President Ferdinand Marcos lashed out today at what he called "rumormongering and black propaganda" concerning him and his campaign for another term in office.

In a press conference, Marcos called on the news media to "correct itself" concerning the carrying of such reports and said, "I've never seen such a dirty campaign."

In the 90-minute session, Marcos:

*Denied that he plans to substitute his wife, Imelda, as his party's presidential candidate at the last minute.

*Denied that Dewey Dee, a financier who touched off a banking crisis when he fled Manila five years ago after running up enormous debts, had served as a front man to buy property abroad for him.

*Denounced as a fabrication a document that says U.S. military authorities concluded after World War II that a guerrilla unit Marcos says he commanded never existed as a fighting force against the Japanese.

Marcos said he has commissioned three investigative agencies in the United States to find out whether reports coming from there are part of an international conspiracy to discredit him. But one theory, he said, points to the domestic opposition as the source.

Opposition newspapers here have reported that the physically ailing Marcos may change his ticket at the last moment and substitute the name of his wife, Imelda. Under Philippine law, this could be done until noon on election day next Friday, meaning that votes cast for Marcos in the morning would go to his wife. Marcos said the report was "completely false."
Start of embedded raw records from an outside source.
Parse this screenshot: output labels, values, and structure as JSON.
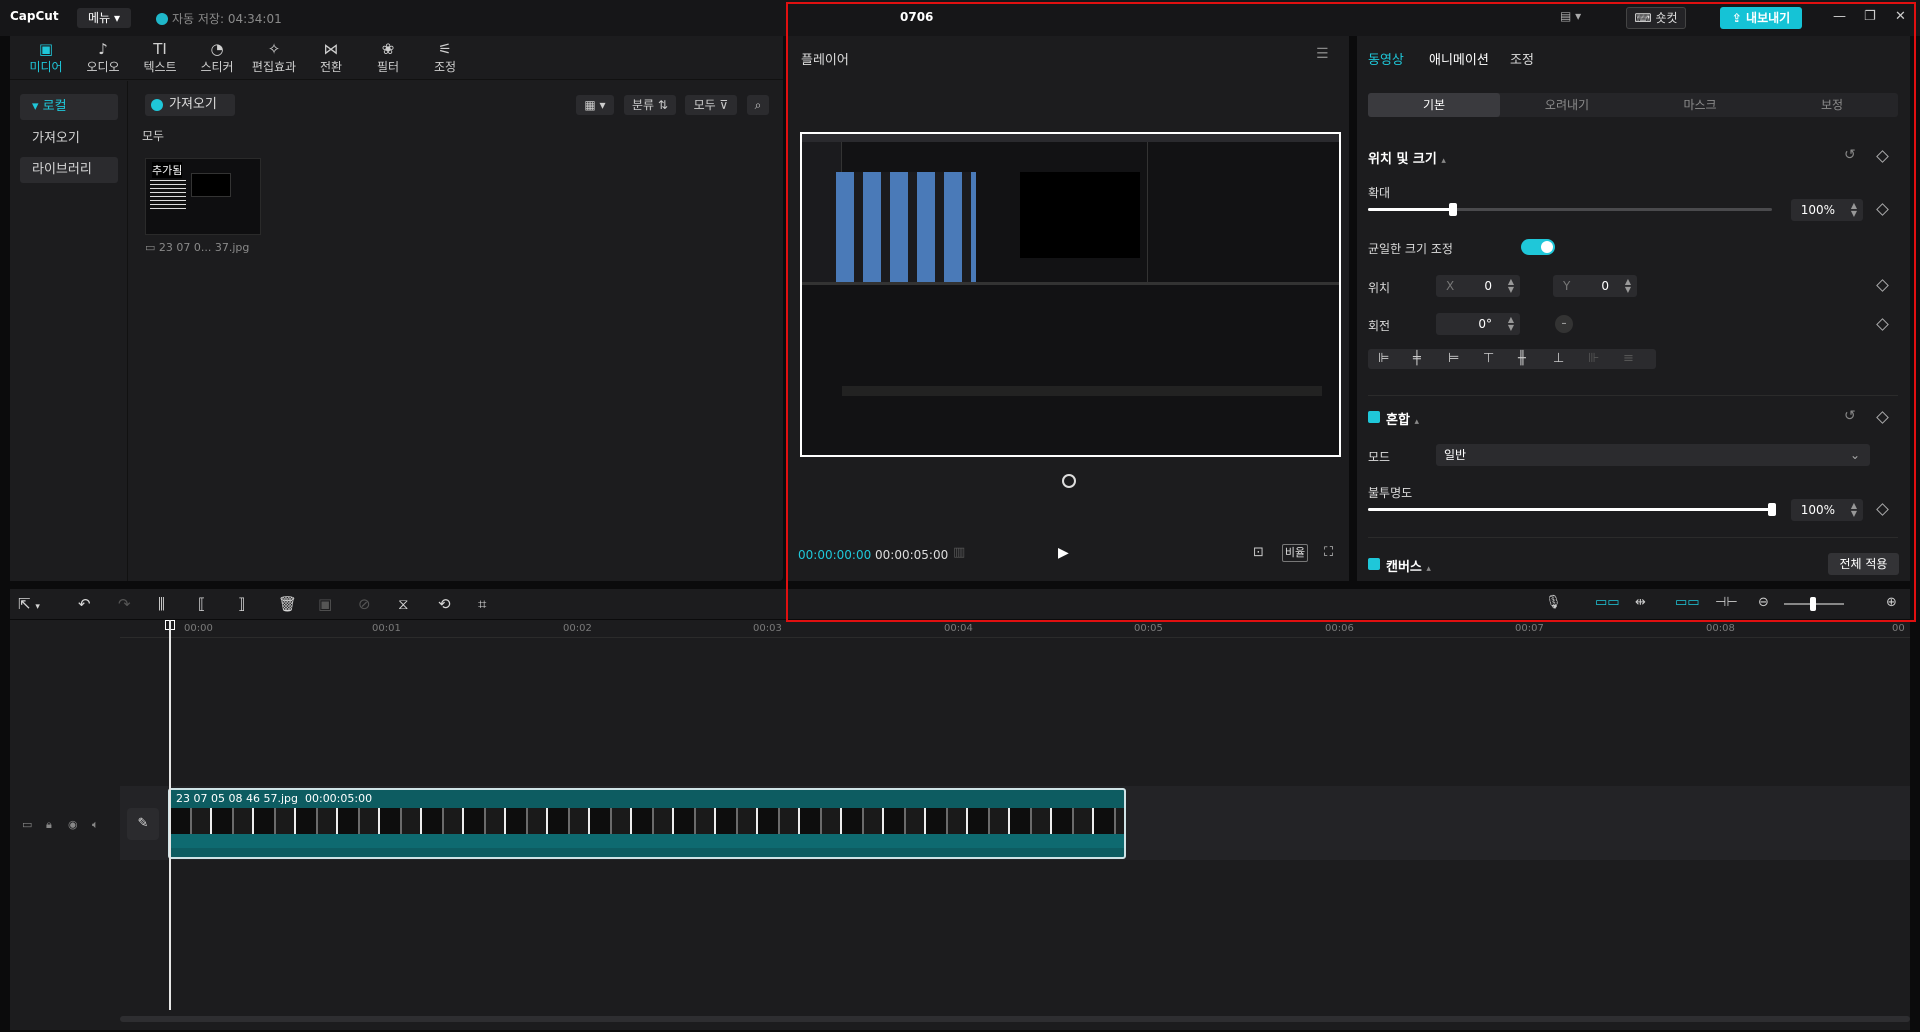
{
  "titlebar": {
    "logo": "CapCut",
    "menu": "메뉴",
    "autosave": "자동 저장: 04:34:01",
    "project_title": "0706",
    "shortcut": "숏컷",
    "export": "내보내기"
  },
  "media_tools": [
    {
      "label": "미디어",
      "icon": "▣"
    },
    {
      "label": "오디오",
      "icon": "♪"
    },
    {
      "label": "텍스트",
      "icon": "TI"
    },
    {
      "label": "스티커",
      "icon": "◔"
    },
    {
      "label": "편집효과",
      "icon": "✧"
    },
    {
      "label": "전환",
      "icon": "⋈"
    },
    {
      "label": "필터",
      "icon": "❀"
    },
    {
      "label": "조정",
      "icon": "⚟"
    }
  ],
  "sidenav": {
    "local": "로컬",
    "import": "가져오기",
    "library": "라이브러리"
  },
  "media": {
    "import_button": "가져오기",
    "sort_button": "분류",
    "filter_button": "모두",
    "all_label": "모두",
    "thumb_badge": "추가됨",
    "thumb_name": "23 07 0... 37.jpg"
  },
  "player": {
    "title": "플레이어",
    "timecode_current": "00:00:00:00",
    "timecode_duration": "00:00:05:00",
    "ratio": "비율"
  },
  "inspector": {
    "tabs": [
      "동영상",
      "애니메이션",
      "조정"
    ],
    "subtabs": [
      "기본",
      "오려내기",
      "마스크",
      "보정"
    ],
    "position_size": "위치 및 크기",
    "scale_label": "확대",
    "scale_value": "100%",
    "scale_fraction": 0.21,
    "uniform_scale": "균일한 크기 조정",
    "position_label": "위치",
    "pos_x_label": "X",
    "pos_x": "0",
    "pos_y_label": "Y",
    "pos_y": "0",
    "rotation_label": "회전",
    "rotation_value": "0°",
    "blend_title": "혼합",
    "mode_label": "모드",
    "mode_value": "일반",
    "opacity_label": "불투명도",
    "opacity_value": "100%",
    "opacity_fraction": 1.0,
    "canvas_title": "캔버스",
    "apply_all": "전체 적용"
  },
  "timeline": {
    "ticks": [
      "00:00",
      "00:01",
      "00:02",
      "00:03",
      "00:04",
      "00:05",
      "00:06",
      "00:07",
      "00:08",
      "00"
    ],
    "clip_name": "23 07 05 08 46 57.jpg",
    "clip_duration": "00:00:05:00"
  },
  "colors": {
    "accent": "#1fc7d9",
    "highlight": "#e01010",
    "clip": "#0d5c61"
  }
}
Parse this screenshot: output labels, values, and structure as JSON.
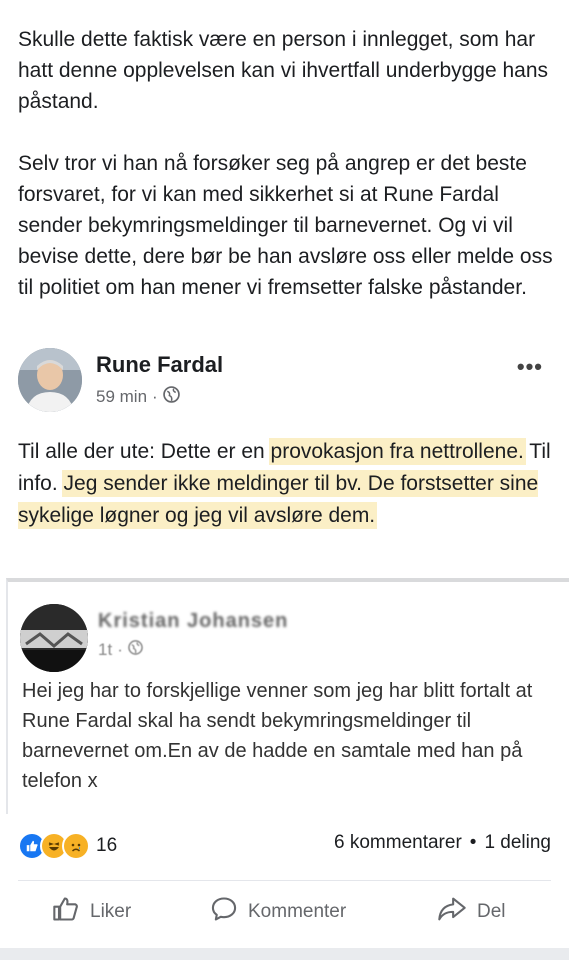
{
  "intro": {
    "p1": "Skulle dette faktisk være en person i innlegget, som har hatt denne opplevelsen kan vi ihvertfall underbygge hans påstand.",
    "p2": "Selv tror vi han nå forsøker seg på angrep er det beste forsvaret, for vi kan med sikkerhet si at Rune Fardal sender bekymringsmeldinger til barnevernet. Og vi vil bevise dette, dere bør be han avsløre oss eller melde oss til politiet om han mener vi fremsetter falske påstander."
  },
  "post": {
    "author": "Rune Fardal",
    "time": "59 min",
    "separator": "·",
    "more": "•••",
    "text_a": "Til alle der ute: Dette er en ",
    "text_hl1": "provokasjon fra nettrollene.",
    "text_b": " Til info. ",
    "text_hl2": "Jeg sender ikke meldinger til bv. De forstsetter  sine sykelige løgner og jeg vil avsløre dem."
  },
  "shared": {
    "author": "Kristian Johansen",
    "time": "1t",
    "separator": "·",
    "text": "Hei jeg har to forskjellige venner som jeg har blitt fortalt at Rune Fardal skal ha sendt bekymringsmeldinger til barnevernet om.En av de hadde en samtale med han på telefon x"
  },
  "stats": {
    "reaction_icons": [
      "like-icon",
      "haha-icon",
      "sad-icon"
    ],
    "reaction_count": "16",
    "comments": "6 kommentarer",
    "dot": "•",
    "shares": "1 deling"
  },
  "actions": {
    "like": "Liker",
    "comment": "Kommenter",
    "share": "Del"
  },
  "colors": {
    "highlight": "#fbefc6",
    "like_blue": "#1877f2",
    "reaction_yellow": "#f7b125",
    "muted": "#65676b"
  }
}
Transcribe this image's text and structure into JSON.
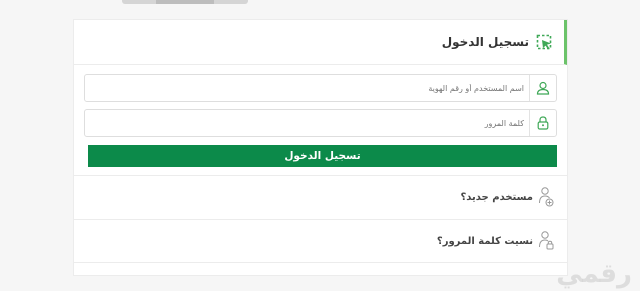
{
  "login": {
    "title": "تسجيل الدخول",
    "username_placeholder": "اسم المستخدم أو رقم الهوية",
    "password_placeholder": "كلمة المرور",
    "submit_label": "تسجيل الدخول"
  },
  "links": {
    "new_user": "مستخدم جديد؟",
    "forgot_password": "نسيت كلمة المرور؟"
  },
  "watermark": "رقمي",
  "icons": {
    "header": "login-pointer-icon",
    "username": "user-icon",
    "password": "lock-icon",
    "new_user": "add-user-icon",
    "forgot": "user-lock-icon"
  },
  "colors": {
    "accent_green": "#0c8a4a",
    "icon_green": "#3fa857",
    "header_border": "#6cc36a"
  }
}
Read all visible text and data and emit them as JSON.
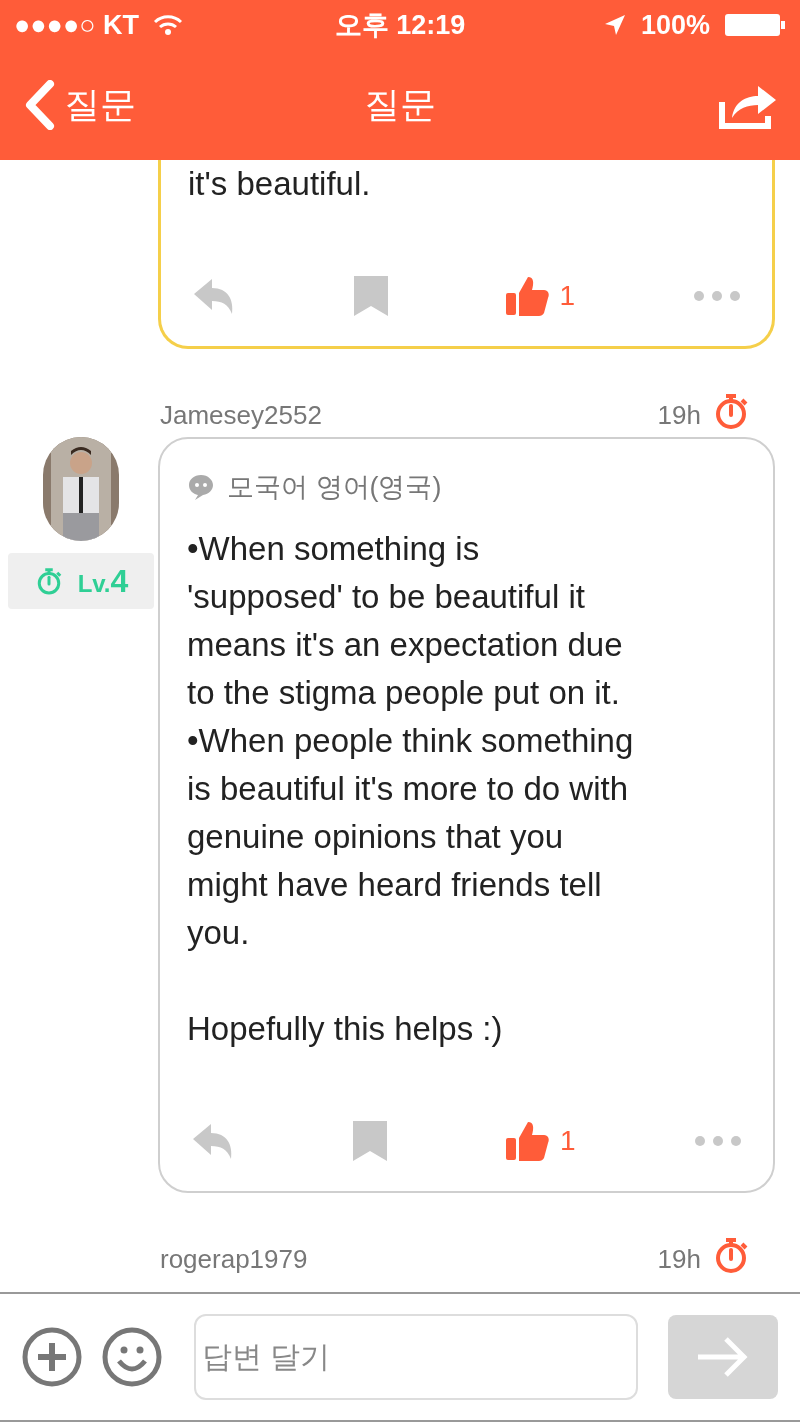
{
  "status_bar": {
    "carrier": "●●●●○ KT",
    "time": "오후 12:19",
    "battery": "100%"
  },
  "nav_bar": {
    "back_label": "질문",
    "title": "질문"
  },
  "answers": [
    {
      "highlighted": true,
      "body": "it's beautiful.",
      "liked": true,
      "like_count": "1"
    },
    {
      "highlighted": false,
      "username": "Jamesey2552",
      "time": "19h",
      "rank_prefix": "Lv.",
      "rank": "4",
      "language": "모국어 영어(영국)",
      "body": "•When something is\n'supposed' to be beautiful it\nmeans it's an expectation due\nto the stigma people put on it.\n•When people think something\nis beautiful it's more to do with\ngenuine opinions that you\nmight have heard friends tell\nyou.\n\nHopefully this helps :)",
      "liked": true,
      "like_count": "1"
    },
    {
      "username": "rogerap1979",
      "time": "19h"
    }
  ],
  "reply_bar": {
    "placeholder": "답변 달기"
  }
}
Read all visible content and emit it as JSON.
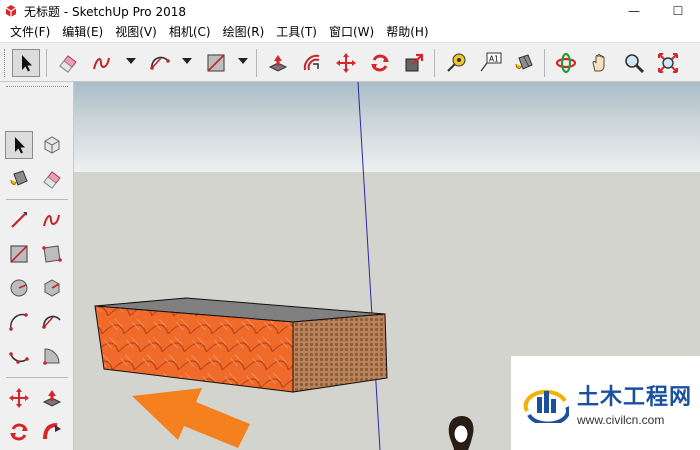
{
  "window": {
    "title": "无标题 - SketchUp Pro 2018",
    "minimize_glyph": "—",
    "maximize_glyph": "☐"
  },
  "menubar": {
    "items": [
      {
        "label": "文件(F)"
      },
      {
        "label": "编辑(E)"
      },
      {
        "label": "视图(V)"
      },
      {
        "label": "相机(C)"
      },
      {
        "label": "绘图(R)"
      },
      {
        "label": "工具(T)"
      },
      {
        "label": "窗口(W)"
      },
      {
        "label": "帮助(H)"
      }
    ]
  },
  "toolbar": {
    "tools": [
      "select-icon",
      "eraser-icon",
      "freehand-icon",
      "arc-icon",
      "rectangle-icon",
      "push-pull-icon",
      "offset-icon",
      "move-icon",
      "rotate-icon",
      "scale-icon",
      "tape-measure-icon",
      "text-icon",
      "paint-bucket-icon",
      "orbit-icon",
      "pan-icon",
      "zoom-icon",
      "zoom-extents-icon"
    ],
    "text_tool_label": "A1"
  },
  "lefttoolbar": {
    "tools": [
      "select-icon",
      "component-icon",
      "paint-bucket-icon",
      "eraser-icon",
      "line-icon",
      "freehand-icon",
      "rectangle-icon",
      "rotated-rectangle-icon",
      "circle-icon",
      "polygon-icon",
      "arc-icon",
      "two-point-arc-icon",
      "three-point-arc-icon",
      "pie-icon",
      "move-icon",
      "push-pull-icon",
      "rotate-icon",
      "follow-me-icon"
    ]
  },
  "colors": {
    "brick_face": "#f06a2a",
    "brick_end": "#b9835b",
    "box_top": "#808080",
    "arrow": "#f5801e",
    "axis_blue": "#2a2aa8",
    "watermark_blue": "#1b4fa0"
  },
  "watermark": {
    "name": "土木工程网",
    "url": "www.civilcn.com"
  }
}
Marcos also denied that financier Dee, a Filipino, acted as a front for him in the purchase of costly property abroad. According to reports in The Wall Street Journal, which have been reprinted in at least one Manila newspaper, Dee has told Canadian authorities that he did so. Dee is reported to have made the statements to support his petition for political asylum in Canada, claiming that he is under danger from Marcos.

"Hidden wealth" has emerged as a major campaign issue, with Marcos' opponents contending that he has invested huge sums of improperly acquired money abroad and has contributed to the Philippines' economic crisis. Marcos has denied the allegations.

Today, Marcos said he might have met Dee but "I don't know him."

Marcos condemned U.S. congressional hearings into allegations that he has major properties in the United States. He said the hearings' sponsor, Rep. Stephen J. Solarz (D-N.Y.), wishes to influence the outcome of the voting here.

Marcos also assailed critics who say his record as a hero during World War II is largely false.

Last month, press reports said that after the war, U.S. military authorities who investigated an application from Marcos to recognize a guerrilla unit he says he commanded concluded that the unit had not existed as a fighting force.

Today, Marcos denied that he had ever filed such an application for unit recognition and said the one presented against him in the press reports was "a fabrication."

He said the unit was so well known that "even the emperor of Japan devoted some 11 pages of his diary" to it. However, Japanese sources said that Emperor Hirohito has never published a diary.

The government announced Saturday that Marcos had ordered a 10 percent pay increase for 825,947 government workers, police and armed forces personnel, United Press International reported.

Elsewhere in the campaign today, opposition presidential candidate Corazon Aquino held rallies near Manila and spoke on a radio call-in show.

In the province of Bataan outside Manila, she said she would not allow the opening of a nuclear power plant there that is nearing completion, citing safety and environmental concerns.

Imelda Marcos, meanwhile, carried the campaign to Tacloban City, where she said Aquino "is worse than a Communist because she is allowing herself to be used by the Communists."

Imelda Marcos also denied the "hidden wealth" allegation. "My hidden wealth is in my heart," she said.